» **Data records**:
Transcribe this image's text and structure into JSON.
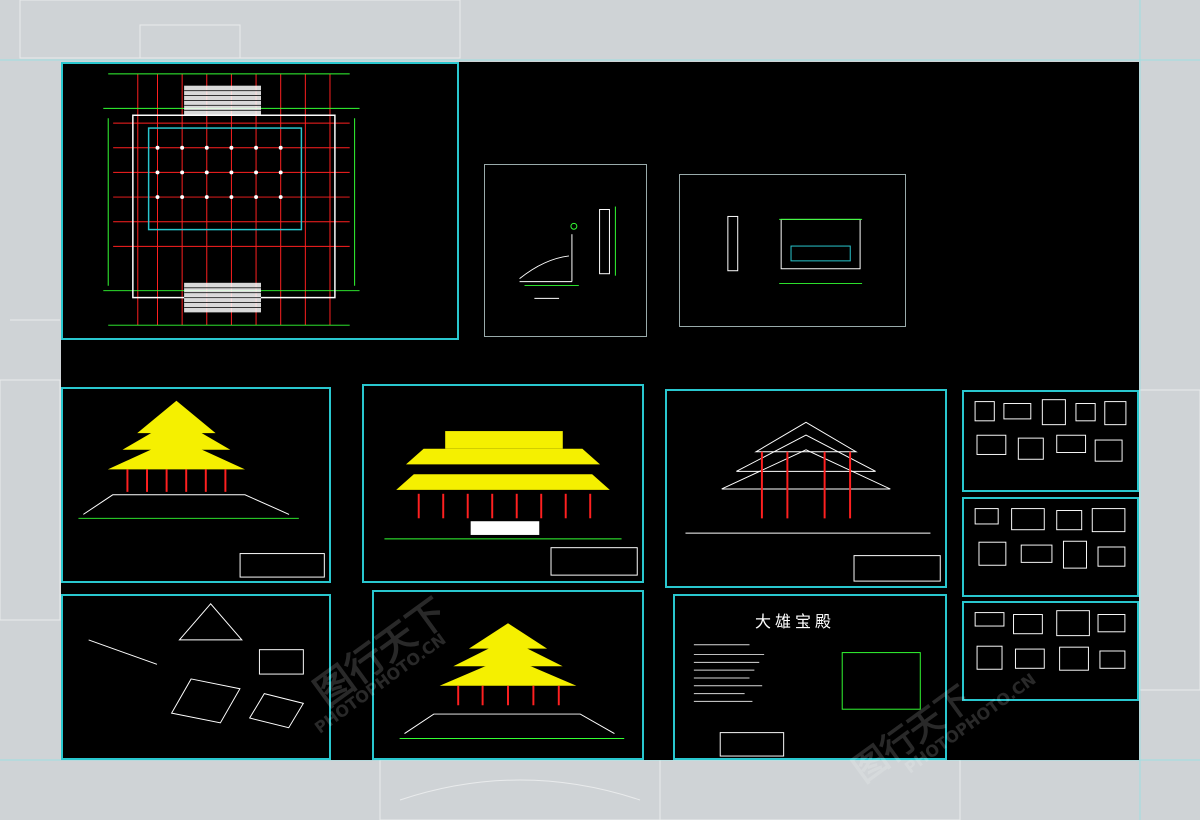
{
  "drawing": {
    "main_title": "大雄宝殿"
  },
  "watermark": {
    "brand": "PHOTOPHOTO.CN",
    "brand_cn": "图行天下"
  },
  "colors": {
    "sheet_border": "#29c7cf",
    "roof_yellow": "#f5f000",
    "column_red": "#ff2020",
    "plan_green": "#33ff33",
    "background": "#000000"
  },
  "icons": [
    "floor-plan-drawing",
    "elevation-drawing",
    "section-drawing",
    "detail-drawing",
    "watermark-logo"
  ]
}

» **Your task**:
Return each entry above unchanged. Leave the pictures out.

» **Response**:
Transcribe this image's text and structure into JSON.
{
  "drawing": {
    "main_title": "大雄宝殿"
  },
  "watermark": {
    "brand": "PHOTOPHOTO.CN",
    "brand_cn": "图行天下"
  },
  "colors": {
    "sheet_border": "#29c7cf",
    "roof_yellow": "#f5f000",
    "column_red": "#ff2020",
    "plan_green": "#33ff33",
    "background": "#000000"
  },
  "icons": [
    "floor-plan-drawing",
    "elevation-drawing",
    "section-drawing",
    "detail-drawing",
    "watermark-logo"
  ]
}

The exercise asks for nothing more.